In Washington State, Real Estate Agents acting a Loan Orinators in a transaction are required to provide this written language as a Dual Capacity Disclosure:

This is to give you notice that I or one of my associates have/has acted as a Real Estate Broker or Salesperson representing the Buyer and/or Seller in the sale of this property to you.  I am also a Loan Originator and would like to provide mortgage services to you in connection with your loan to purchase the property.

You are not required to use me as al Loan Originator in connection with this transaction.  You are free to comparison shop and to select any Mortgage Broker or Lender of you choosing.

If you're getting ready to buy a home.  Select your professionals wisely.  You deserve a to work with a team of individuals who are dedicated and focused on their sole career.   This is a case where two heads are better than one.

If you're buying a home in the greater Seattle or Bellevue area, I'm happy to recommend a dedicated real estate agent and help you with your mortgage!

Click here if you would like a rate quote for a home located anywhere in Washington.

Related Post:

Who Does Your Loan Originator Really Work For?

Bribery to Work with the Builder's Preferred Lender

Is Your Agent in Bed with a Title Company?

My Thoughts on the Future of Home Mortgages and Home Ownership

Yesterday, I had the Future of Housing Finance playing in the background as I was working away on rate quotes and lock commitment confirmations for a few of my clients in the Seattle area.  Oh how I wish that I, or a fellow mortgage origintor who has been originating mortgages since pre-subprime days could be on the panel.  Since I'm not, I'm going to share a few of my thoughts on this post.

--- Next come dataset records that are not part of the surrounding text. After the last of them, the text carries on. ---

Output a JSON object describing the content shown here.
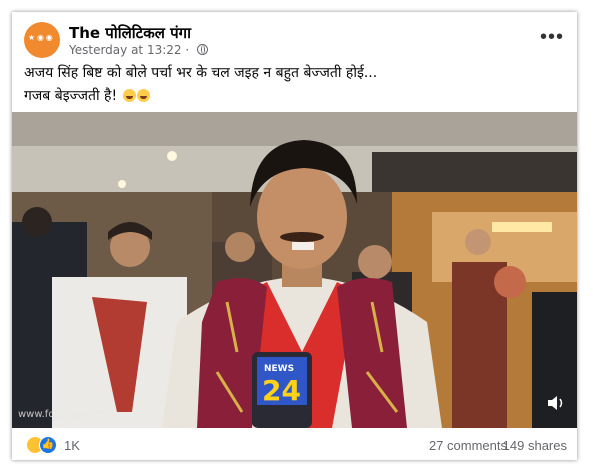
{
  "post": {
    "page_name": "The पोलिटिकल पंगा",
    "timestamp": "Yesterday at 13:22 ·",
    "privacy_icon": "globe-icon",
    "more_label": "•••",
    "caption_line1": "अजय सिंह बिष्ट को बोले पर्चा भर के चल जइह न बहुत बेज्जती होई...",
    "caption_line2": "गजब बेइज्जती है!"
  },
  "video": {
    "watermark": "www.fotohub.com",
    "mic_logo": "24",
    "mic_logo_prefix": "NEWS",
    "volume_icon": "speaker-icon"
  },
  "engagement": {
    "reaction_count": "1K",
    "comments": "27 comments",
    "shares": "149 shares",
    "reaction_icons": [
      "haha-icon",
      "like-icon"
    ]
  },
  "colors": {
    "page_name": "#050505",
    "meta": "#65676b",
    "like_blue": "#1b74e4",
    "haha_yellow": "#fcc233",
    "avatar_orange": "#f18a2f"
  }
}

People who currently have a mortgage and who are credit and income qualified (have made their payments on time) should be allowed to refinance without an appraisal.  This would not only help home owners save hundreds of dollars each month with their mortgage payment, the end benefit would be real stimulus for the economy.

I believe all mortgage originators, regardless of the type of institution they work for, should be held to the highest standards of the SAFE Act.  (Currently mortgage originators who work for banks or credit unions are not licensed).  

I also feel strongly that those who present themselves to be residential mortgage originators (licensed or registered) should not be allowed to also sell real estate.  I'm concerned this has huge potential for fraud and the home buyer is not best served when a real estate agent knows the fine details of the buyers finances.  I view this as a huge conflict of interest.   HUD all ready has this standard: real estate agents cannot originate an FHA insured loan.  I'd like to see this implemented with conventional financing.

Last but not least, not everyone in American needs to or should own a home.   Owning a home is not a right, it's a privelidge that's one's personal financial choice.  And there's nothing wrong with renting a home.  Renting a home, like obtaining a mortgage, is a personal financial choice.  

What are your thoughts?